Records from a data collection:
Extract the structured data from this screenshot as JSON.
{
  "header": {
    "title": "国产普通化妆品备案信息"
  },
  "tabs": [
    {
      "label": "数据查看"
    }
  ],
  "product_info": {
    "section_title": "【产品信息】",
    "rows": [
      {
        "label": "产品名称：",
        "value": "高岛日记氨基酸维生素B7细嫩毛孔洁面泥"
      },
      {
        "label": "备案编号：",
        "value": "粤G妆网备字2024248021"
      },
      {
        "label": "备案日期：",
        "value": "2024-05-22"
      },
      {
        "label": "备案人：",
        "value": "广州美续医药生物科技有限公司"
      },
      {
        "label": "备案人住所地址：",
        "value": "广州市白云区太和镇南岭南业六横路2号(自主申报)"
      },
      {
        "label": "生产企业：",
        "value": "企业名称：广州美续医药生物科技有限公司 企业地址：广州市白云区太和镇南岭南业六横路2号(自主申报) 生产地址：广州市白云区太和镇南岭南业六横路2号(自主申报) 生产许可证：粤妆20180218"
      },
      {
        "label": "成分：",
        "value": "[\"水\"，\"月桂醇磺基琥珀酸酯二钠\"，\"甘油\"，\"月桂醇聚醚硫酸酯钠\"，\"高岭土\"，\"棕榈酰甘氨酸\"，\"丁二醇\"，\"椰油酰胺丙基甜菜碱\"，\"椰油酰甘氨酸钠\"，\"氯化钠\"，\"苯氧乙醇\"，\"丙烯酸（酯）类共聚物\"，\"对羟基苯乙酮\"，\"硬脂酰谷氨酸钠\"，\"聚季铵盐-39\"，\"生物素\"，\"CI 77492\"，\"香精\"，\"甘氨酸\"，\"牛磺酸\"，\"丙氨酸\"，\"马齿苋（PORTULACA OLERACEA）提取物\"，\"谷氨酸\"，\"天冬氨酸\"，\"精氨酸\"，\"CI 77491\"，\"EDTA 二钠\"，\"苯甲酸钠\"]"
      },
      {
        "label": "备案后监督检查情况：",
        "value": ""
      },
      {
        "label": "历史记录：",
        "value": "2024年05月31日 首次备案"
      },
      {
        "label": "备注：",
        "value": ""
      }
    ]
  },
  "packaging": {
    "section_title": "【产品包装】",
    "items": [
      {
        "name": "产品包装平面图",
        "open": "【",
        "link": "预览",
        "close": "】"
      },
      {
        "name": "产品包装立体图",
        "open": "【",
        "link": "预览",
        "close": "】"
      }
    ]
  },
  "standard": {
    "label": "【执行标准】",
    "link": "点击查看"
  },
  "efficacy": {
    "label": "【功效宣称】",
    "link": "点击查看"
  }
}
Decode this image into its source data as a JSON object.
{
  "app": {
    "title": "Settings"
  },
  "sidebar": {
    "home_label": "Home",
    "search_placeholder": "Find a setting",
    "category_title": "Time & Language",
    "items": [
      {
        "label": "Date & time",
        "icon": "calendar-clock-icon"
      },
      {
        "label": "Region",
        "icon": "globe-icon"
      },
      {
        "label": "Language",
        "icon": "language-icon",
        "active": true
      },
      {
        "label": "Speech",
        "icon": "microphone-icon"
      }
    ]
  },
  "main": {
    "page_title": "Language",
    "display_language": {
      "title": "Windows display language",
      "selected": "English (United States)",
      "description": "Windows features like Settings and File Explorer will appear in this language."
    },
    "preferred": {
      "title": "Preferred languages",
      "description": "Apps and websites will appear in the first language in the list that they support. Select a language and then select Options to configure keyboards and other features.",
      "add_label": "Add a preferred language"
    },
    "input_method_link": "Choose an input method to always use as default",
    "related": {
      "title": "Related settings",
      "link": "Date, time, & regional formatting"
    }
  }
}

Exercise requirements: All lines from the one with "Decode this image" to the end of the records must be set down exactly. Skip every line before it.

Task response:
Decode this image into its source data as a JSON object.
{
  "app": {
    "title": "Settings"
  },
  "sidebar": {
    "home_label": "Home",
    "search_placeholder": "Find a setting",
    "category_title": "Time & Language",
    "items": [
      {
        "label": "Date & time",
        "icon": "calendar-clock-icon"
      },
      {
        "label": "Region",
        "icon": "globe-icon"
      },
      {
        "label": "Language",
        "icon": "language-icon",
        "active": true
      },
      {
        "label": "Speech",
        "icon": "microphone-icon"
      }
    ]
  },
  "main": {
    "page_title": "Language",
    "display_language": {
      "title": "Windows display language",
      "selected": "English (United States)",
      "description": "Windows features like Settings and File Explorer will appear in this language."
    },
    "preferred": {
      "title": "Preferred languages",
      "description": "Apps and websites will appear in the first language in the list that they support. Select a language and then select Options to configure keyboards and other features.",
      "add_label": "Add a preferred language"
    },
    "input_method_link": "Choose an input method to always use as default",
    "related": {
      "title": "Related settings",
      "link": "Date, time, & regional formatting"
    }
  }
}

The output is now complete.